Porphyria cutanea tarda can appear histologically similar to EPP. Caterpillar bodies, or linearly arranged eosinophilic PAS-positive globules in the epidermis overlying subepidermal bullae, are a diagnostic histopathologic finding in both PCT and EPP but are seen in less than half of both cases.7,10 Compared to EPP, the perivascular deposits in PCT typically are less pronounced and limited to the vessel wall with smaller hyaline cuffs (Figure 5).7 Additionally, solar elastosis can be seen in PCT lesions but not in EPP, as patients with PCT tend to be older and have increased cumulative sun damage.

Figure 5. Porphyria cutanea tarda. Pauci-inflammatory subepidermal blister with dermal festooning and eosinophilic globules within the roof of the blister (H&E, original magnification ×200).

Next Article:

Woody Erythematous Induration on the Posterior Neck

Related Articles

  • Dermpath Diagnosis

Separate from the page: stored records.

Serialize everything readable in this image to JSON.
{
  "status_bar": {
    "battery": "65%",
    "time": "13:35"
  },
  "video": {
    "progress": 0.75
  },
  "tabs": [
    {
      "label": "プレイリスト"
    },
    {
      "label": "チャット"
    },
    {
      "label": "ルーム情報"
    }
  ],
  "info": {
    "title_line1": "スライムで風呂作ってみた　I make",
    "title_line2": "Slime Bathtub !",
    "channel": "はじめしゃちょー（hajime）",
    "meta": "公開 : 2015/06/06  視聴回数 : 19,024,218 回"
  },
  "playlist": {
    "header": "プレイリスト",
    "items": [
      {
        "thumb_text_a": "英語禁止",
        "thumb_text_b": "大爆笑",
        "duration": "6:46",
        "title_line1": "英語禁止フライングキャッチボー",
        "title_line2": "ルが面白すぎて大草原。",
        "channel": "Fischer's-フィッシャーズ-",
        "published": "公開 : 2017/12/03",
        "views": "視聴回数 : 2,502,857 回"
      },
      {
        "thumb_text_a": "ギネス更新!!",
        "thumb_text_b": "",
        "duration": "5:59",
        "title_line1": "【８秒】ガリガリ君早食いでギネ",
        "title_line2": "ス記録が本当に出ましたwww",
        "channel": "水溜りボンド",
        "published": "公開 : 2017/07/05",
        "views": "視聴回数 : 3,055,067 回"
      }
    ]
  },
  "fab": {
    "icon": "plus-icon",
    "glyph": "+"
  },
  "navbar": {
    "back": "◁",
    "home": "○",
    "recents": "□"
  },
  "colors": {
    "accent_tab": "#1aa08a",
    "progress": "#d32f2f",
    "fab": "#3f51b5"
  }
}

    Woody Erythematous Induration on the Posterior Neck

    A 39-year-old white woman with a medical history of type 1 diabetes mellitus and rheumatoid arthritis presented to the dermatology clinic with...

  • Dermpath Diagnosis

    Purpuric Bullae on the Lower Extremities

    A 30-year-old woman with a medical history of uncontrolled type 2 diabetes mellitus and morbid obesity presented to the dermatology clinic with a...

  • Dermpath Diagnosis

    Keratotic Papule on the Abdomen

    A 59-year-old woman with a history of basal cell carcinoma, uterine and ovarian cancer, and verrucae presented with an asymptomatic 3-mm lesion on...